Austrian physician; born at Mielnica, Galicia, Feb. 19, 1865; educated at a gymnasium and at the University of Vienna (M.D. 1887). He removed to Paris, where he became a pupil, later an assistant, at the Pasteur Institute. He is the author of "Versuch einer Theorie der Septischen Krankheiten," Vienna, 1894.
In 1900 Marmorek claimed to have discovered an antidote (antistreptococcus serum) against puerperal fever; but his remedy did not prove efficacious. It is still, however, used at the Pasteur Institute. Again, in 1903 he appeared before the French Academy of Medicine in Paris, claiming to have found an antidote for tuberculosis. He stated that the tuberculin discovered by Koch was not the toxin (or poison) of the tubercle-bacillus, but a product which only stimulates the cells to produce the toxin; that the real toxin had been found by him (Marmorek), and that he had discovered also the antituberculosis vaccine. He claimed good results for his remedy, which he had sent to Duyen of Paris and Von Mikulicz of Breslau. The first-named expressed himself in favor of Marmorek's antidote; the other condemned it.
Marmorek is known also as an ardent Zionist. As a student he had been a member of the Ḳadimah, the first students' Zionist society of Vienna; he is therefore one of the earliest of the modern Zionists. He was made an officer of the first Zionist Congress, and has held office in each succeeding one. He is at the head of the French Zionist Federation and is the founder of the Jewish Popular University in Paris. He has taken an active part also in communal work in Paris, and was one of the founders of the "Echo Sioniste," the Zionist monthly published in Paris. Marmorek has been decorated with the Legion d'Honneur
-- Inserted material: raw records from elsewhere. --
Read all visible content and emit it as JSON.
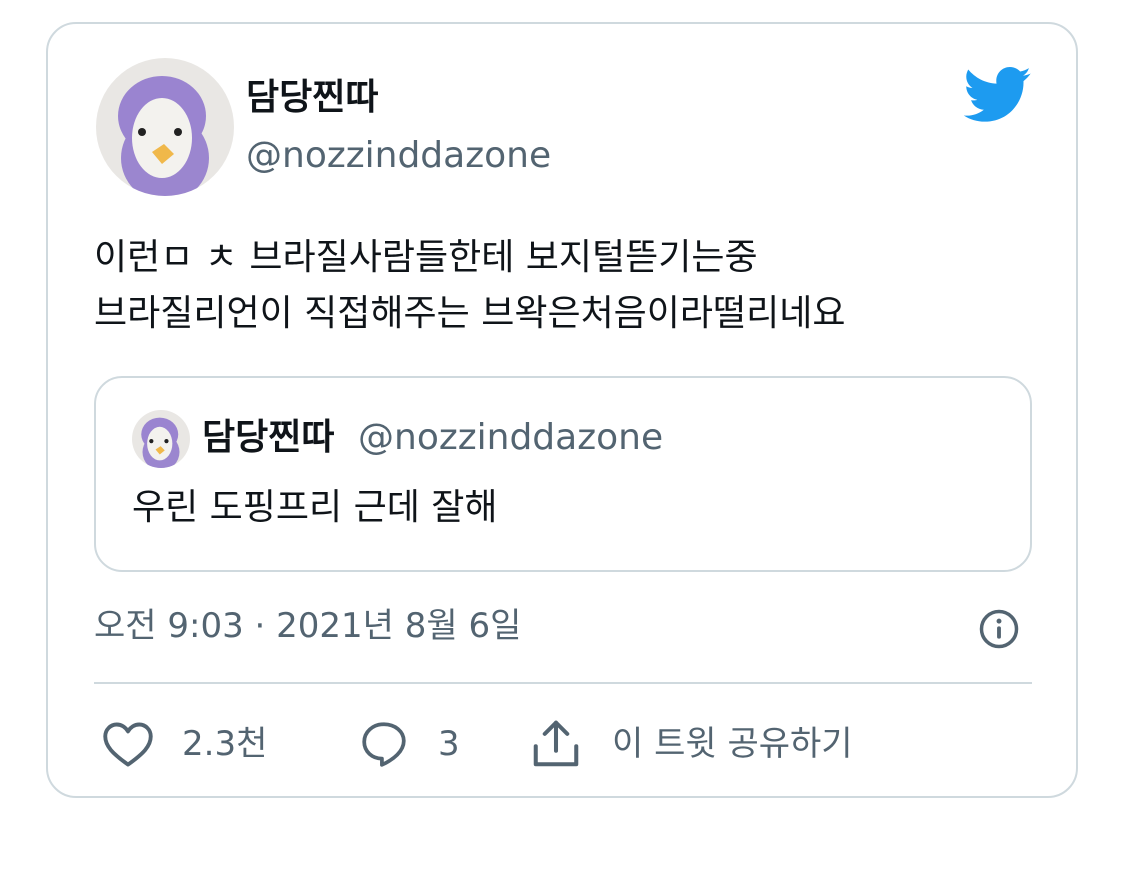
{
  "author": {
    "display_name": "담당찐따",
    "handle": "@nozzinddazone",
    "avatar_icon": "penguin-avatar-icon"
  },
  "brand_icon": "twitter-bird-icon",
  "brand_color": "#1d9bf0",
  "tweet": {
    "line1": "이런ㅁ ㅊ 브라질사람들한테 보지털뜯기는중",
    "line2": "브라질리언이 직접해주는 브왁은처음이라떨리네요"
  },
  "quoted_tweet": {
    "display_name": "담당찐따",
    "handle": "@nozzinddazone",
    "text": "우린 도핑프리 근데 잘해"
  },
  "timestamp": "오전 9:03 · 2021년 8월 6일",
  "actions": {
    "like_count": "2.3천",
    "reply_count": "3",
    "share_label": "이 트윗 공유하기"
  },
  "colors": {
    "text_primary": "#0f1419",
    "text_secondary": "#536471",
    "border": "#cfd9de"
  }
}
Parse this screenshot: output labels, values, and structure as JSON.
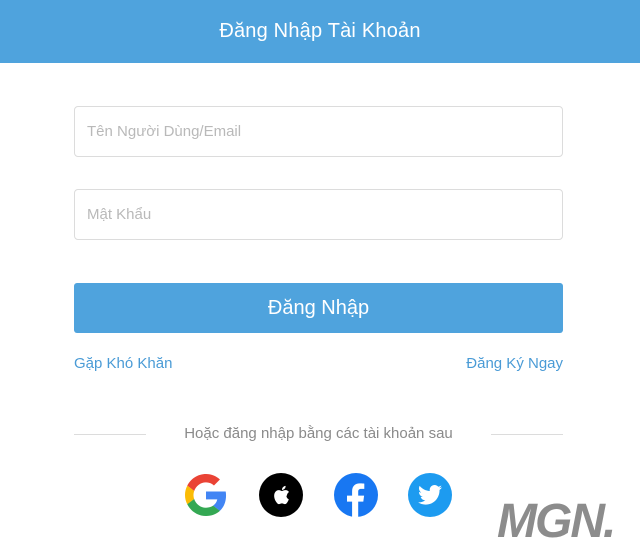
{
  "header": {
    "title": "Đăng Nhập Tài Khoản"
  },
  "form": {
    "username_placeholder": "Tên Người Dùng/Email",
    "password_placeholder": "Mật Khẩu",
    "username_value": "",
    "password_value": "",
    "submit_label": "Đăng Nhập"
  },
  "links": {
    "help": "Gặp Khó Khăn",
    "register": "Đăng Ký Ngay"
  },
  "divider": {
    "text": "Hoặc đăng nhập bằng các tài khoản sau"
  },
  "social": [
    {
      "icon": "google-icon"
    },
    {
      "icon": "apple-icon"
    },
    {
      "icon": "facebook-icon"
    },
    {
      "icon": "twitter-icon"
    }
  ],
  "colors": {
    "accent": "#4fa3dd",
    "link": "#4a9bd6",
    "facebook": "#1877f2",
    "twitter": "#1d9bf0"
  },
  "watermark": {
    "text": "MGN."
  }
}
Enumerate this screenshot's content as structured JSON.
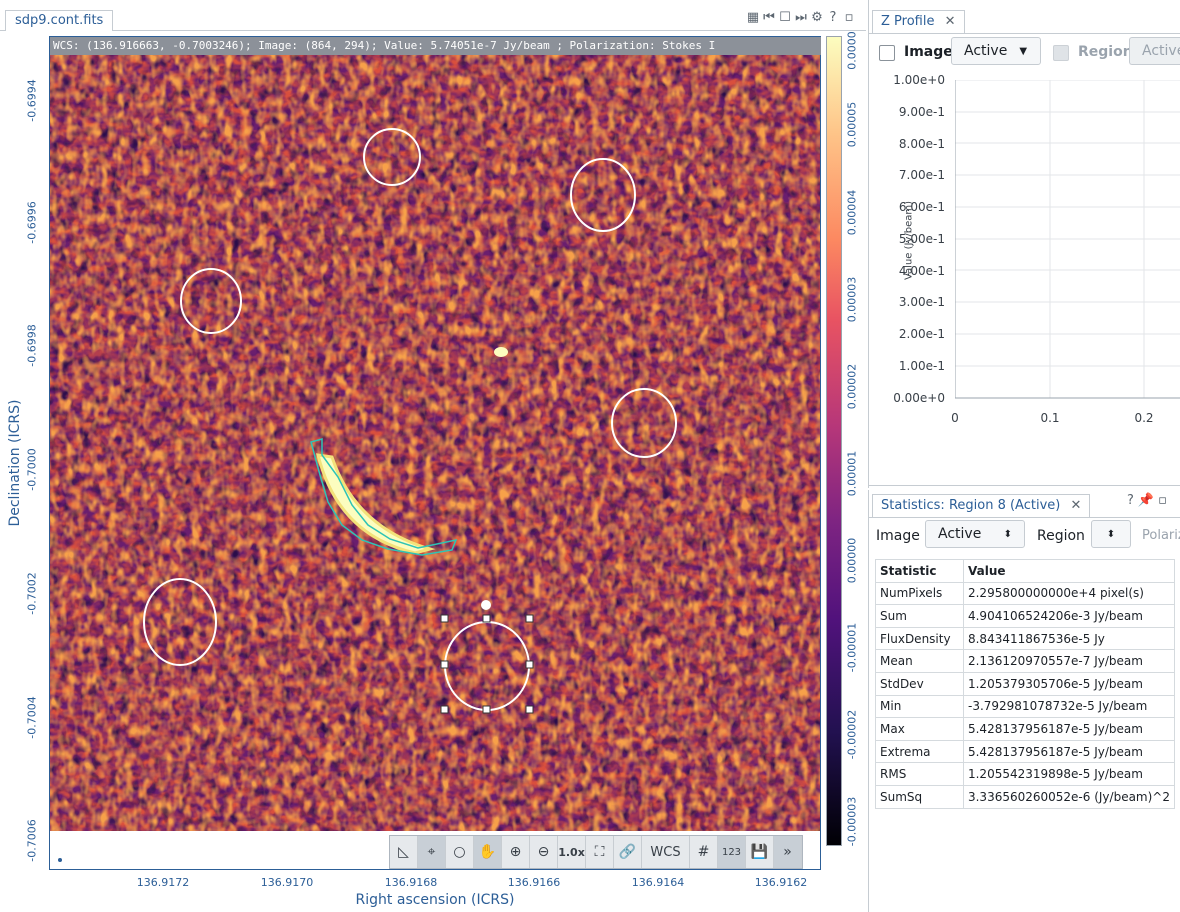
{
  "viewer": {
    "tab_title": "sdp9.cont.fits",
    "cursor_info": "WCS: (136.916663, -0.7003246); Image: (864, 294); Value:  5.74051e-7 Jy/beam ; Polarization: Stokes I",
    "y_axis_label": "Declination (ICRS)",
    "x_axis_label": "Right ascension (ICRS)",
    "y_ticks": [
      "-0.6994",
      "-0.6996",
      "-0.6998",
      "-0.7000",
      "-0.7002",
      "-0.7004",
      "-0.7006"
    ],
    "x_ticks": [
      "136.9172",
      "136.9170",
      "136.9168",
      "136.9166",
      "136.9164",
      "136.9162"
    ],
    "colorbar_ticks": [
      "0.0000",
      "0.00005",
      "0.00004",
      "0.00003",
      "0.00002",
      "0.00001",
      "0.00000",
      "-0.00001",
      "-0.00002",
      "-0.00003"
    ],
    "toolbar": {
      "zoom_label": "1.0x",
      "wcs_label": "WCS",
      "overlay_label": "123"
    }
  },
  "zprofile": {
    "tab_title": "Z Profile",
    "image_label": "Image",
    "image_select": "Active",
    "region_label": "Region",
    "region_select": "Active",
    "y_axis_label": "Value (Jy/beam)",
    "y_ticks": [
      "1.00e+0",
      "9.00e-1",
      "8.00e-1",
      "7.00e-1",
      "6.00e-1",
      "5.00e-1",
      "4.00e-1",
      "3.00e-1",
      "2.00e-1",
      "1.00e-1",
      "0.00e+0"
    ],
    "x_ticks": [
      "0",
      "0.1",
      "0.2"
    ]
  },
  "stats": {
    "tab_title": "Statistics: Region 8 (Active)",
    "image_label": "Image",
    "image_select": "Active",
    "region_label": "Region",
    "polarization_label": "Polariz",
    "headers": [
      "Statistic",
      "Value"
    ],
    "rows": [
      {
        "name": "NumPixels",
        "value": "2.295800000000e+4 pixel(s)"
      },
      {
        "name": "Sum",
        "value": "4.904106524206e-3 Jy/beam"
      },
      {
        "name": "FluxDensity",
        "value": "8.843411867536e-5 Jy"
      },
      {
        "name": "Mean",
        "value": "2.136120970557e-7 Jy/beam"
      },
      {
        "name": "StdDev",
        "value": "1.205379305706e-5 Jy/beam"
      },
      {
        "name": "Min",
        "value": "-3.792981078732e-5 Jy/beam"
      },
      {
        "name": "Max",
        "value": "5.428137956187e-5 Jy/beam"
      },
      {
        "name": "Extrema",
        "value": "5.428137956187e-5 Jy/beam"
      },
      {
        "name": "RMS",
        "value": "1.205542319898e-5 Jy/beam"
      },
      {
        "name": "SumSq",
        "value": "3.336560260052e-6 (Jy/beam)^2"
      }
    ]
  }
}
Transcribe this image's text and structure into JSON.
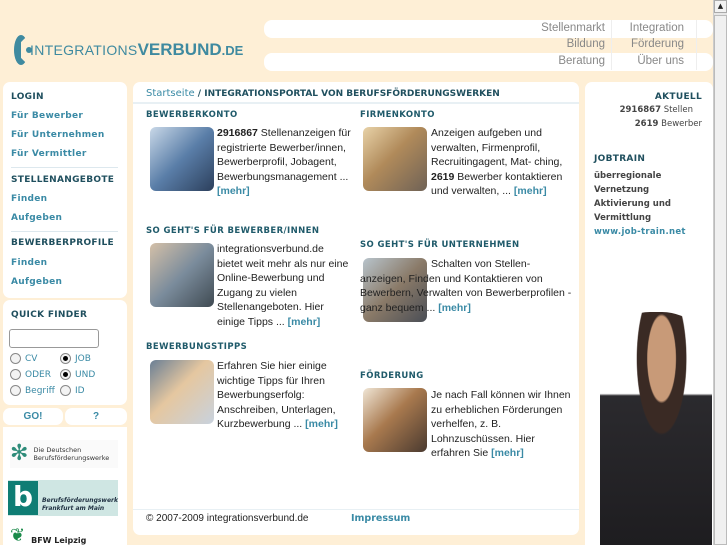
{
  "header": {
    "logo": {
      "part1": "INTEGRATIONS",
      "part2": "VERBUND",
      "part3": ".DE"
    },
    "nav": [
      [
        "Stellenmarkt",
        "Integration"
      ],
      [
        "Bildung",
        "Förderung"
      ],
      [
        "Beratung",
        "Über uns"
      ]
    ]
  },
  "sidebar": {
    "login_heading": "LOGIN",
    "login_links": [
      "Für Bewerber",
      "Für Unternehmen",
      "Für Vermittler"
    ],
    "stellen_heading": "STELLENANGEBOTE",
    "stellen_links": [
      "Finden",
      "Aufgeben"
    ],
    "profile_heading": "BEWERBERPROFILE",
    "profile_links": [
      "Finden",
      "Aufgeben"
    ]
  },
  "quickfinder": {
    "heading": "QUICK FINDER",
    "value": "",
    "options": [
      {
        "label": "CV",
        "checked": false
      },
      {
        "label": "JOB",
        "checked": true
      },
      {
        "label": "ODER",
        "checked": false
      },
      {
        "label": "UND",
        "checked": true
      },
      {
        "label": "Begriff",
        "checked": false
      },
      {
        "label": "ID",
        "checked": false
      }
    ],
    "go": "GO!",
    "help": "?"
  },
  "partners": {
    "p1": [
      "Die Deutschen",
      "Berufsförderungswerke"
    ],
    "p2": [
      "Berufsförderungswerk",
      "Frankfurt am Main"
    ],
    "p3": "BFW Leipzig"
  },
  "breadcrumb": {
    "home": "Startseite",
    "sep": " / ",
    "current": "INTEGRATIONSPORTAL VON BERUFSFÖRDERUNGSWERKEN"
  },
  "sections": {
    "bewerberkonto": {
      "title": "BEWERBERKONTO",
      "bold": "2916867",
      "text": " Stellenanzeigen für registrierte Bewerber/innen, Bewerberprofil, Jobagent, Bewerbungsmanagement ...",
      "more": "[mehr]"
    },
    "firmenkonto": {
      "title": "FIRMENKONTO",
      "text1": "Anzeigen aufgeben und verwalten, Firmenprofil, Recruitingagent, Mat- ching, ",
      "bold": "2619",
      "text2": " Bewerber kontaktieren und verwalten, ... ",
      "more": "[mehr]"
    },
    "sogeht_bew": {
      "title": "SO GEHT'S FÜR BEWERBER/INNEN",
      "text": "integrationsverbund.de bietet weit mehr als nur eine Online-Bewerbung und Zugang zu vielen Stellenangeboten. Hier einige Tipps ... ",
      "more": "[mehr]"
    },
    "sogeht_unt": {
      "title": "SO GEHT'S FÜR UNTERNEHMEN",
      "text": "Schalten von Stellen-anzeigen, Finden und Kontaktieren von Bewerbern, Verwalten von Bewerberprofilen - ganz bequem ... ",
      "more": "[mehr]"
    },
    "tipps": {
      "title": "BEWERBUNGSTIPPS",
      "text": "Erfahren Sie hier einige wichtige Tipps für Ihren Bewerbungserfolg: Anschreiben, Unterlagen, Kurzbewerbung ... ",
      "more": "[mehr]"
    },
    "foerderung": {
      "title": "FÖRDERUNG",
      "text": "Je nach Fall können wir Ihnen zu erheblichen Förderungen verhelfen, z. B. Lohnzuschüssen. Hier erfahren Sie ",
      "more": "[mehr]"
    }
  },
  "footer": {
    "copyright": "© 2007-2009 integrationsverbund.de",
    "impressum": "Impressum"
  },
  "aktuell": {
    "heading": "AKTUELL",
    "stellen_count": "2916867",
    "stellen_label": "Stellen",
    "bewerber_count": "2619",
    "bewerber_label": "Bewerber"
  },
  "jobtrain": {
    "heading": "JOBTRAIN",
    "lines": [
      "überregionale",
      "Vernetzung",
      "Aktivierung und",
      "Vermittlung"
    ],
    "link": "www.job-train.net"
  }
}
- The medical journals for Nov. and Dec., 1903;
- Le Petit Journal (Paris), Dec. 2, 1903.